**Problem**
In the listing below, count the lines with "screenshot" and report only the figure.
___ Input records ___
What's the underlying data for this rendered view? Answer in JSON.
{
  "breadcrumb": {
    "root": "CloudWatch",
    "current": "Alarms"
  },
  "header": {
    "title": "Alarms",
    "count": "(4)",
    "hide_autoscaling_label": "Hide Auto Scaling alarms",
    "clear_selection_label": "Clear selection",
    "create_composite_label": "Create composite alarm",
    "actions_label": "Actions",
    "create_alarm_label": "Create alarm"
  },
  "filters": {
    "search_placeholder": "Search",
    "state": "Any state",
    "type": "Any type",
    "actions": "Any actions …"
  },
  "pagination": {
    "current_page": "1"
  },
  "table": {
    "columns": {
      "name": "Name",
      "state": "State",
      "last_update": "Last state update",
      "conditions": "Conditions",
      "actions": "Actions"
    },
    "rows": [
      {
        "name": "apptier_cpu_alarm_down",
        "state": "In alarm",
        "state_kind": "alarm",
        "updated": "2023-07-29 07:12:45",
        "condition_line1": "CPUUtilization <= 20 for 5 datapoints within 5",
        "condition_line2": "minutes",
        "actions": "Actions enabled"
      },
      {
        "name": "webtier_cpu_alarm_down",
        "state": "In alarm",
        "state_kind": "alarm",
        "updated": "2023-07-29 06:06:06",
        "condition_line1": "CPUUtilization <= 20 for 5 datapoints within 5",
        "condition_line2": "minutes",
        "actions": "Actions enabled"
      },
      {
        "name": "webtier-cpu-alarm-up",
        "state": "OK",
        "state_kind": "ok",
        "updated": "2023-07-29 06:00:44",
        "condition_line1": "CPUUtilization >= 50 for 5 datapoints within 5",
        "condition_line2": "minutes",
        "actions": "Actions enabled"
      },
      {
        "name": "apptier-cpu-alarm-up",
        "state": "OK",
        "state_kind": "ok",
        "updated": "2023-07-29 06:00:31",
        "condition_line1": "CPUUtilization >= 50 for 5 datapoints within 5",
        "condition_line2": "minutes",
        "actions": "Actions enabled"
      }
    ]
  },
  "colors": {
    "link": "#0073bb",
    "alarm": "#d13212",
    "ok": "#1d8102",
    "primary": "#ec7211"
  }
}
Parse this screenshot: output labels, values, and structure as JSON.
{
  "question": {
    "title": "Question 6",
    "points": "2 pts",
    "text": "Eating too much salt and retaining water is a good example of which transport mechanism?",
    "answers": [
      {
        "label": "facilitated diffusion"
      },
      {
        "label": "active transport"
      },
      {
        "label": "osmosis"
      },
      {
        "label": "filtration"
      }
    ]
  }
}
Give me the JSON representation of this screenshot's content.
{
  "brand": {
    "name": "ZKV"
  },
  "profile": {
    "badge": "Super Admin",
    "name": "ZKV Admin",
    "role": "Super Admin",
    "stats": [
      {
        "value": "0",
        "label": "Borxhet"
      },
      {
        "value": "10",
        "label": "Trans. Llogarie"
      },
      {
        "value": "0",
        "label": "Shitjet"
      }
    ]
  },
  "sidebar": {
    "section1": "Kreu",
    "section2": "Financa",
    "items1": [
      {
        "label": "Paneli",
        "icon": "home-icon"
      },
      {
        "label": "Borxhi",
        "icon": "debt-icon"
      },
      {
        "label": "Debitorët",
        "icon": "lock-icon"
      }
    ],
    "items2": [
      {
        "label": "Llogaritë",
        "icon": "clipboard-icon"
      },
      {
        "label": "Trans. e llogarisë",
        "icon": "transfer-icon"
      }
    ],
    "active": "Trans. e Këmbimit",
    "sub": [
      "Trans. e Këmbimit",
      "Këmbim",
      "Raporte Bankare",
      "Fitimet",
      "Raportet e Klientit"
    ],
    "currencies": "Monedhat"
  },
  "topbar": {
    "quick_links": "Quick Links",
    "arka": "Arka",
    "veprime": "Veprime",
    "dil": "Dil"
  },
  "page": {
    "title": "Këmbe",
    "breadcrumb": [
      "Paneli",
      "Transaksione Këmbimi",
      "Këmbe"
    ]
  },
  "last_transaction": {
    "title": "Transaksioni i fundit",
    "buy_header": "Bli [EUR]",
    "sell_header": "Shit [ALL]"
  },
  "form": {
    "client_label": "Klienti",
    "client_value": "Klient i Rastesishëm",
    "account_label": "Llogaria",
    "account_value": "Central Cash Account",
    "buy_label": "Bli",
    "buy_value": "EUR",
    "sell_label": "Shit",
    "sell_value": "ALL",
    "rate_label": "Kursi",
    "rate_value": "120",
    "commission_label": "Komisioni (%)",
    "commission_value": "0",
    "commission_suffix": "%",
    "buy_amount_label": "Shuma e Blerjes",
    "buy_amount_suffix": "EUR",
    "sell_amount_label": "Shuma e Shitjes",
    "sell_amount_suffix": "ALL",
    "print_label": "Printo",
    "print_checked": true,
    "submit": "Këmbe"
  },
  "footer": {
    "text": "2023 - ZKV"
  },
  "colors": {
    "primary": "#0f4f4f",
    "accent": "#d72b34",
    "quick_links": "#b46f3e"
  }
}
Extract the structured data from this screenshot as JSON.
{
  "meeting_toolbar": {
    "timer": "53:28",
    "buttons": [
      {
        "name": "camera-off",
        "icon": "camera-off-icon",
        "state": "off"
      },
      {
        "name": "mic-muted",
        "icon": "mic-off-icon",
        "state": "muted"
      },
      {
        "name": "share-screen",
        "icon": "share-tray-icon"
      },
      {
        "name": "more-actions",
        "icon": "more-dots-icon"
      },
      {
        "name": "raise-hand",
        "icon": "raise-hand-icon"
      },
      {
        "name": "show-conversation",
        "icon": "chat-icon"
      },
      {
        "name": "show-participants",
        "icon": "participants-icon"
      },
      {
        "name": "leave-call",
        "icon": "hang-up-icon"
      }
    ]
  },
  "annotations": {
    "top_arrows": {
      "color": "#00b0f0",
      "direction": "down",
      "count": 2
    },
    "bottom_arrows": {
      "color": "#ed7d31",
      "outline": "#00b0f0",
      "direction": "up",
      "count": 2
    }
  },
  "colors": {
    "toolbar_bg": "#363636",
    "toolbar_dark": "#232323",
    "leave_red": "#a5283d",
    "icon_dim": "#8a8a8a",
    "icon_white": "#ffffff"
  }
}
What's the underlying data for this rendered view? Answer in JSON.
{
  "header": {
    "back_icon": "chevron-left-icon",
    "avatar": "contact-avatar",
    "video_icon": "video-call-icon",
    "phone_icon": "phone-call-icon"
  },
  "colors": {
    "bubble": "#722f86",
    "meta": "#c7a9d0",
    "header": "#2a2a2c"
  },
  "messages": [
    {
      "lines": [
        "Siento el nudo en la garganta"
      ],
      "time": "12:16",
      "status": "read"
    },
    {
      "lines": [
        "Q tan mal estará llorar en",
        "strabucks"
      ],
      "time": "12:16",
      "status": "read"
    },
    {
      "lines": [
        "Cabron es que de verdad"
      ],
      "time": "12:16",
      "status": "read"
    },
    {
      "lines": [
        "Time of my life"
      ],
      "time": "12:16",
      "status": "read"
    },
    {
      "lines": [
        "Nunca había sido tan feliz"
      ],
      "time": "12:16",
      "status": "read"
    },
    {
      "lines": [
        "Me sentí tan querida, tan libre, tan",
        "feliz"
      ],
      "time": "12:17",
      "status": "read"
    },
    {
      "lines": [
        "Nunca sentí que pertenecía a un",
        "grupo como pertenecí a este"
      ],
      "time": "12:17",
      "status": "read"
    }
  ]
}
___
**Output for this exercise**
3